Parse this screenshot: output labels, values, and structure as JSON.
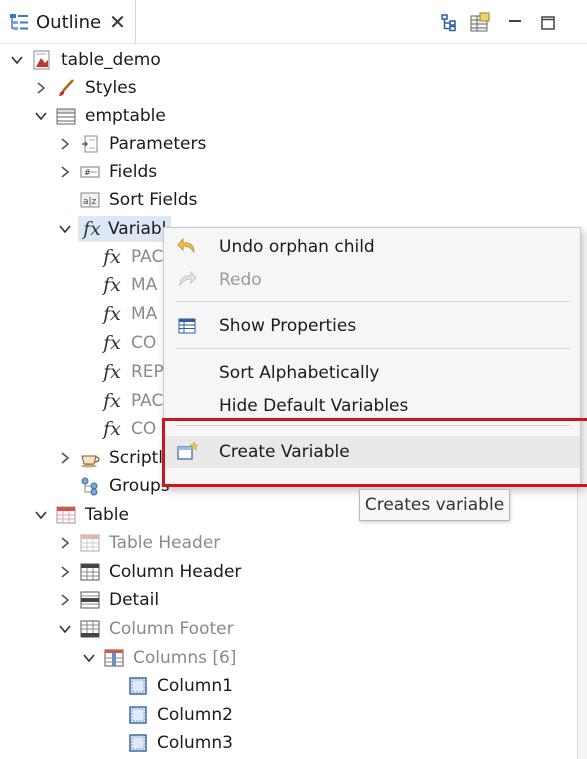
{
  "tab": {
    "title": "Outline",
    "close_glyph": "✕"
  },
  "toolbar": {
    "buttons": [
      {
        "name": "tree-layout-icon"
      },
      {
        "name": "table-filter-icon"
      },
      {
        "name": "minimize-icon"
      },
      {
        "name": "maximize-icon"
      }
    ]
  },
  "tree": {
    "root": "table_demo",
    "styles": "Styles",
    "emptable": "emptable",
    "parameters": "Parameters",
    "fields": "Fields",
    "sort_fields": "Sort Fields",
    "variables": "Variabl",
    "variable_items": [
      "PAC",
      "MA",
      "MA",
      "CO",
      "REP",
      "PAC",
      "CO"
    ],
    "scriptlets": "Scriptl",
    "groups": "Groups",
    "table": "Table",
    "table_header": "Table Header",
    "column_header": "Column Header",
    "detail": "Detail",
    "column_footer": "Column Footer",
    "columns": "Columns [6]",
    "column_items": [
      "Column1",
      "Column2",
      "Column3"
    ]
  },
  "context_menu": {
    "undo": "Undo orphan child",
    "redo": "Redo",
    "show_properties": "Show Properties",
    "sort_alpha": "Sort Alphabetically",
    "hide_default": "Hide Default Variables",
    "create_variable": "Create Variable"
  },
  "tooltip": "Creates variable",
  "colors": {
    "selection": "#dde8f7",
    "highlight_border": "#d0141c",
    "menu_bg": "#f6f6f6"
  }
}
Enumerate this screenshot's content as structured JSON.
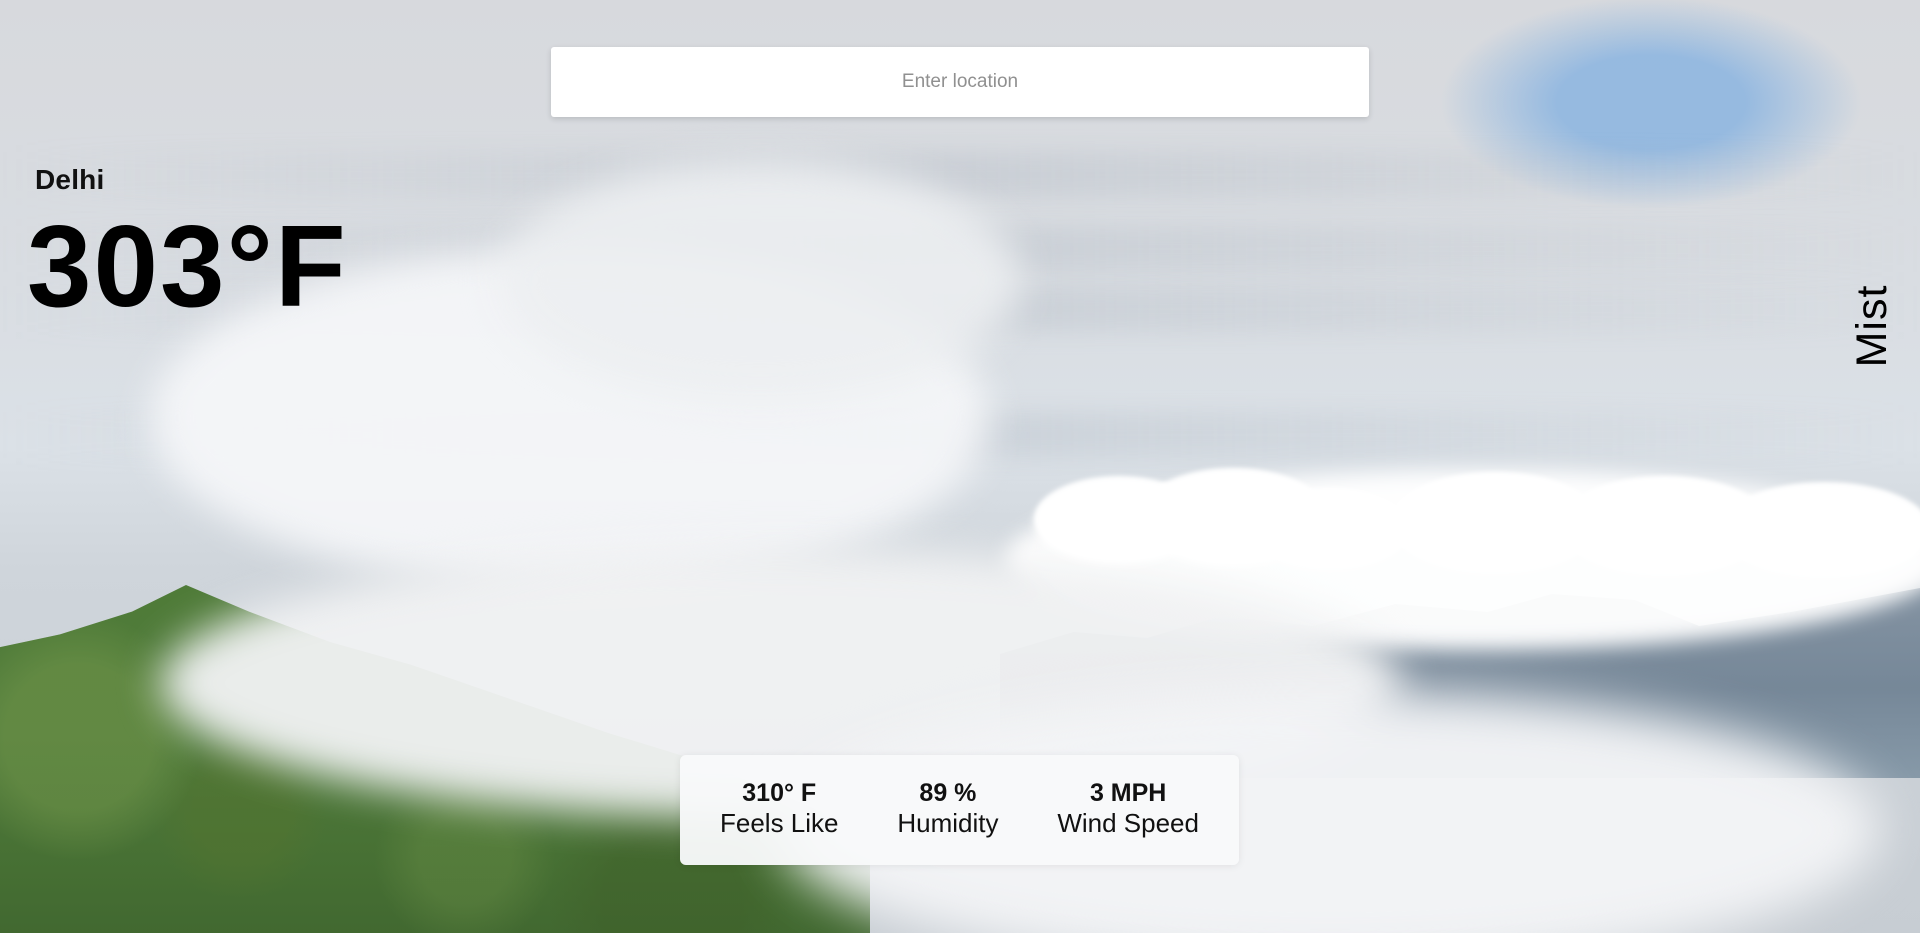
{
  "search": {
    "placeholder": "Enter location"
  },
  "weather": {
    "city": "Delhi",
    "temperature": "303°F",
    "condition": "Mist"
  },
  "stats": [
    {
      "value": "310° F",
      "label": "Feels Like"
    },
    {
      "value": "89 %",
      "label": "Humidity"
    },
    {
      "value": "3 MPH",
      "label": "Wind Speed"
    }
  ],
  "theme": {
    "text_color": "#000000",
    "panel_color": "#ffffff",
    "sky_blue": "#8ab4e0",
    "mountain_green": "#4f7b38"
  }
}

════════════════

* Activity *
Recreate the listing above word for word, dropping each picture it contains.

* Task response *
Parse this screenshot: output labels, values, and structure as JSON.
{
  "tab": {
    "title": "Outline",
    "close_glyph": "✕"
  },
  "toolbar": {
    "buttons": [
      {
        "name": "tree-layout-icon"
      },
      {
        "name": "table-filter-icon"
      },
      {
        "name": "minimize-icon"
      },
      {
        "name": "maximize-icon"
      }
    ]
  },
  "tree": {
    "root": "table_demo",
    "styles": "Styles",
    "emptable": "emptable",
    "parameters": "Parameters",
    "fields": "Fields",
    "sort_fields": "Sort Fields",
    "variables": "Variabl",
    "variable_items": [
      "PAC",
      "MA",
      "MA",
      "CO",
      "REP",
      "PAC",
      "CO"
    ],
    "scriptlets": "Scriptl",
    "groups": "Groups",
    "table": "Table",
    "table_header": "Table Header",
    "column_header": "Column Header",
    "detail": "Detail",
    "column_footer": "Column Footer",
    "columns": "Columns [6]",
    "column_items": [
      "Column1",
      "Column2",
      "Column3"
    ]
  },
  "context_menu": {
    "undo": "Undo orphan child",
    "redo": "Redo",
    "show_properties": "Show Properties",
    "sort_alpha": "Sort Alphabetically",
    "hide_default": "Hide Default Variables",
    "create_variable": "Create Variable"
  },
  "tooltip": "Creates variable",
  "colors": {
    "selection": "#dde8f7",
    "highlight_border": "#d0141c",
    "menu_bg": "#f6f6f6"
  }
}
Enumerate this screenshot's content as structured JSON.
{
  "search": {
    "placeholder": "Enter location"
  },
  "weather": {
    "city": "Delhi",
    "temperature": "303°F",
    "condition": "Mist"
  },
  "stats": [
    {
      "value": "310° F",
      "label": "Feels Like"
    },
    {
      "value": "89 %",
      "label": "Humidity"
    },
    {
      "value": "3 MPH",
      "label": "Wind Speed"
    }
  ],
  "theme": {
    "text_color": "#000000",
    "panel_color": "#ffffff",
    "sky_blue": "#8ab4e0",
    "mountain_green": "#4f7b38"
  }
}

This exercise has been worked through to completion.